### [About this task]
Wherever the word "Canadian" occurs in the listing, copy the whole line.

### [Data extract]
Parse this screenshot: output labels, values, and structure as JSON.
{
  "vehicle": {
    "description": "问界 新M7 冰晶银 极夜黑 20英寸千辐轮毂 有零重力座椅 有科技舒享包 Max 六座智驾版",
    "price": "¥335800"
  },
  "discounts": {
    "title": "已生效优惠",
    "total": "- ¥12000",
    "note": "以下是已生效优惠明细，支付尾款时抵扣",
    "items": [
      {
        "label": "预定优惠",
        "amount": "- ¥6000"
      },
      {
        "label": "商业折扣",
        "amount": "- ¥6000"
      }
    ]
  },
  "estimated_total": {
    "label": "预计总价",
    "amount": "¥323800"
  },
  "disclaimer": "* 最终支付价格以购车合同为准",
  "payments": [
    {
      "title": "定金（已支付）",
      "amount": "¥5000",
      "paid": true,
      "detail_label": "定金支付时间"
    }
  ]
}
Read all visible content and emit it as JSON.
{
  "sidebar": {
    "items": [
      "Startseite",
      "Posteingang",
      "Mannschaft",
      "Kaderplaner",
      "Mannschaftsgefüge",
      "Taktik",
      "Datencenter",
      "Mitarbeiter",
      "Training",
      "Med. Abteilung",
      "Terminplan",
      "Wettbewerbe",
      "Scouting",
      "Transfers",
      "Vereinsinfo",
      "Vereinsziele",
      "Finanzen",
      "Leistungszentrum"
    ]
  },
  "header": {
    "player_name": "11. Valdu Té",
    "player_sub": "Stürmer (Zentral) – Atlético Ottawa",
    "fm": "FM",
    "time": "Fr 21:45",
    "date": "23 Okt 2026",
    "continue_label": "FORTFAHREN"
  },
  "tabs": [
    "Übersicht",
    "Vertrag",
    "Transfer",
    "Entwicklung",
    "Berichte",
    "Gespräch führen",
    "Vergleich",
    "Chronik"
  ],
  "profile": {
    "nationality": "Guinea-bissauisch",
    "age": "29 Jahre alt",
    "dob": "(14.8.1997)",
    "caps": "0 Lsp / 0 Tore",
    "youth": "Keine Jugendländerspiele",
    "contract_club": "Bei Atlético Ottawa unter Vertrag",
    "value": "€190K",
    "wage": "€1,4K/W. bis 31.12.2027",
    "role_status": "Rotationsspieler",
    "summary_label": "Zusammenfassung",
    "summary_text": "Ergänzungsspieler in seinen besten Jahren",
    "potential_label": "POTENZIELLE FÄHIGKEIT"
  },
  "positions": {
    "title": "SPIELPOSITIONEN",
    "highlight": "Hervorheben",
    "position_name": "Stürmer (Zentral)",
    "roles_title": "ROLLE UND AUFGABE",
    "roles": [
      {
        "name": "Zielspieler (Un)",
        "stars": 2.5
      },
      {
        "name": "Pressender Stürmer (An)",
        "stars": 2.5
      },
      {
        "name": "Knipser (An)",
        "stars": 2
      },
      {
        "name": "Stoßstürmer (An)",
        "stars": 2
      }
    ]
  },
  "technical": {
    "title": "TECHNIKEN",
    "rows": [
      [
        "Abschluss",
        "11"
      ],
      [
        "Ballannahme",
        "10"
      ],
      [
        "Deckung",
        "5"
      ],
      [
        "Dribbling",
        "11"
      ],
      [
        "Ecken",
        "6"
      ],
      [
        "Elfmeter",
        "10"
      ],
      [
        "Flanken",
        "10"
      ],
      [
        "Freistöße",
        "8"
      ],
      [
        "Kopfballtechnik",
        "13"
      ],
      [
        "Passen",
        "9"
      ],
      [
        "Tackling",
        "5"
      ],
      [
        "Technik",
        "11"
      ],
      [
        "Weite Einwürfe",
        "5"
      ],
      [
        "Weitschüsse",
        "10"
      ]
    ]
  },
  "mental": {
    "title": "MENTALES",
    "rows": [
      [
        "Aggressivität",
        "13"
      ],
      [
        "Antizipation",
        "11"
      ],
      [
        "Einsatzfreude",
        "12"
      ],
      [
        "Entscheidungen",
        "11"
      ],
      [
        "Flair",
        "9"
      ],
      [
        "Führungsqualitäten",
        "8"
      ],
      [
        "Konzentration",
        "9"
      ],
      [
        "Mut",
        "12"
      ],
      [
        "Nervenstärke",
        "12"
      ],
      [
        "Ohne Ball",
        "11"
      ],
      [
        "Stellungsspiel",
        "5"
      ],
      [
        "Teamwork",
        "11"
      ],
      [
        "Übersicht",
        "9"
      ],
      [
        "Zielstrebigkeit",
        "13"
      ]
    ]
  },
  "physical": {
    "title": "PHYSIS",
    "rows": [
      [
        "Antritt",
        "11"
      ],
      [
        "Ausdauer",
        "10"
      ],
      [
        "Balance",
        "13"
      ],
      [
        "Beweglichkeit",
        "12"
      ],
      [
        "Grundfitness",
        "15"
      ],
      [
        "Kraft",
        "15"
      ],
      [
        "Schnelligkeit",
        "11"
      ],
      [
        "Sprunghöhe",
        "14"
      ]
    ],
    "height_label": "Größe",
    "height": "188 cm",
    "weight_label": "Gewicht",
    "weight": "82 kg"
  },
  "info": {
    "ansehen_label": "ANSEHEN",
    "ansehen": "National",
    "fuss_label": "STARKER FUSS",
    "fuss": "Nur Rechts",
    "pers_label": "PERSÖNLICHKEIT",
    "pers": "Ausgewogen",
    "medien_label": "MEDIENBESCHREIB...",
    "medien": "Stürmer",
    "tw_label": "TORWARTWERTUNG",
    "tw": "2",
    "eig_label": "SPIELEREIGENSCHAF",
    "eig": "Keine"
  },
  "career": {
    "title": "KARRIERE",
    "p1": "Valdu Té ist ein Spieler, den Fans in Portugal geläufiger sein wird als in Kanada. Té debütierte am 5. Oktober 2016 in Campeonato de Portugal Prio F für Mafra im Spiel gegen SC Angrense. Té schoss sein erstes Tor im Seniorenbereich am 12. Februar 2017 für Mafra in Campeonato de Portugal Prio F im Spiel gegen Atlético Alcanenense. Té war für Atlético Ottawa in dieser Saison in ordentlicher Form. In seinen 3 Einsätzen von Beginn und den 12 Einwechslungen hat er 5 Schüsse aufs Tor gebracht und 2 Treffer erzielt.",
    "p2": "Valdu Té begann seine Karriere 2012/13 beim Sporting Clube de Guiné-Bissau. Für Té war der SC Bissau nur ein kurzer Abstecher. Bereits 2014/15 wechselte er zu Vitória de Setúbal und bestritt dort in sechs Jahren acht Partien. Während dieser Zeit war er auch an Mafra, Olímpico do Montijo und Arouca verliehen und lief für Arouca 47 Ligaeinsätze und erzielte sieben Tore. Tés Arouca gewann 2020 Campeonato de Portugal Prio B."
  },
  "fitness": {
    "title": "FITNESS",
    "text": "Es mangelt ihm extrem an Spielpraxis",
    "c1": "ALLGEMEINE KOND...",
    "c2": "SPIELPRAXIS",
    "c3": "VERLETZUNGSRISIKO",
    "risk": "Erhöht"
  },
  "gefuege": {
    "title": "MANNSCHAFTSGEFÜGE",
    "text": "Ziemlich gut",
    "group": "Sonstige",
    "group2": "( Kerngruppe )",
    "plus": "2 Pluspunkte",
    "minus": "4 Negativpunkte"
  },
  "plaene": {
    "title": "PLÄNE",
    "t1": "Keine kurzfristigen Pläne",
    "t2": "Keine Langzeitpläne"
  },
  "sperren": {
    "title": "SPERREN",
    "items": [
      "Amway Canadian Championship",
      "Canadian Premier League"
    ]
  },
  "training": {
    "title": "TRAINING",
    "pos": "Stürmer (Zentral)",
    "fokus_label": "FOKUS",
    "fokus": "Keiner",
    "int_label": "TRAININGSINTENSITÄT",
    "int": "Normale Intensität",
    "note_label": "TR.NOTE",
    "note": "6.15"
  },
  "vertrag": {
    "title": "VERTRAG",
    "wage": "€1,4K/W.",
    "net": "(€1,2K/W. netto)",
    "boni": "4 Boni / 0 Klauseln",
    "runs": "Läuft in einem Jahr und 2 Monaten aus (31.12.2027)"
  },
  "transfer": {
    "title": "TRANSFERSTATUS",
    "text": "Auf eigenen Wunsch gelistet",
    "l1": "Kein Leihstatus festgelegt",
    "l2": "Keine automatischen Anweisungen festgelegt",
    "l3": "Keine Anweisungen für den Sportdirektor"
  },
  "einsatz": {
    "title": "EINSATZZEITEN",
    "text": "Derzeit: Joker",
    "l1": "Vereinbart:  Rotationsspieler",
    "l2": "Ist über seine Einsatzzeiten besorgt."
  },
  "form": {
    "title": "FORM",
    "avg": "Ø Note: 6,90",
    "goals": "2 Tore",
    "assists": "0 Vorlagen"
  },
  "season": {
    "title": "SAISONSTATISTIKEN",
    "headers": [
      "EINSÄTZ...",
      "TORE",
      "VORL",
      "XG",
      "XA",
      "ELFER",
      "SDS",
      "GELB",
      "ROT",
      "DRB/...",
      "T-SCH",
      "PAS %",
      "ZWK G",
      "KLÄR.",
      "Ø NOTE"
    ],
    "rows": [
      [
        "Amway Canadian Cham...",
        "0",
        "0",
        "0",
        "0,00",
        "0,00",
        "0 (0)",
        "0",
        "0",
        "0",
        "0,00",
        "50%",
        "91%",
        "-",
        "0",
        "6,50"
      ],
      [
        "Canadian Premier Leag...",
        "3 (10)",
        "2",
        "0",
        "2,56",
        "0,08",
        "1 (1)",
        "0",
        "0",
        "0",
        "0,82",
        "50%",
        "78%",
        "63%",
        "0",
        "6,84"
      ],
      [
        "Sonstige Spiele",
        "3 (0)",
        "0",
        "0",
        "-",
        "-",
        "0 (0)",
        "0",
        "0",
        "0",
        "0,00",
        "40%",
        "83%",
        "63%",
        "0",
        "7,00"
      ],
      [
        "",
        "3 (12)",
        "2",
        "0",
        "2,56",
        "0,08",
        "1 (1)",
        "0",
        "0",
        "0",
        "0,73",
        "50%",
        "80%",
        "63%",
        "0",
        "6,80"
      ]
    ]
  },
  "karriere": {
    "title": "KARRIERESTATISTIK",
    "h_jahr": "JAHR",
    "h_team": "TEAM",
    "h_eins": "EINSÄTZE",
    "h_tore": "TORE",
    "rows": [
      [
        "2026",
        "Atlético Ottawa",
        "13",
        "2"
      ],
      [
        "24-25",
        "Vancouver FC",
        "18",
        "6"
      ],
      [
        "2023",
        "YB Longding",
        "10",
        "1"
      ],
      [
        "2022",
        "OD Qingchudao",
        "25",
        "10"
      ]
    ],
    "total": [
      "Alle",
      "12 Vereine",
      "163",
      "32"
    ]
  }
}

### [Finished exercise]
      "Amway Canadian Championship",
      "Canadian Premier League"
        "Amway Canadian Cham...",
        "Canadian Premier Leag...",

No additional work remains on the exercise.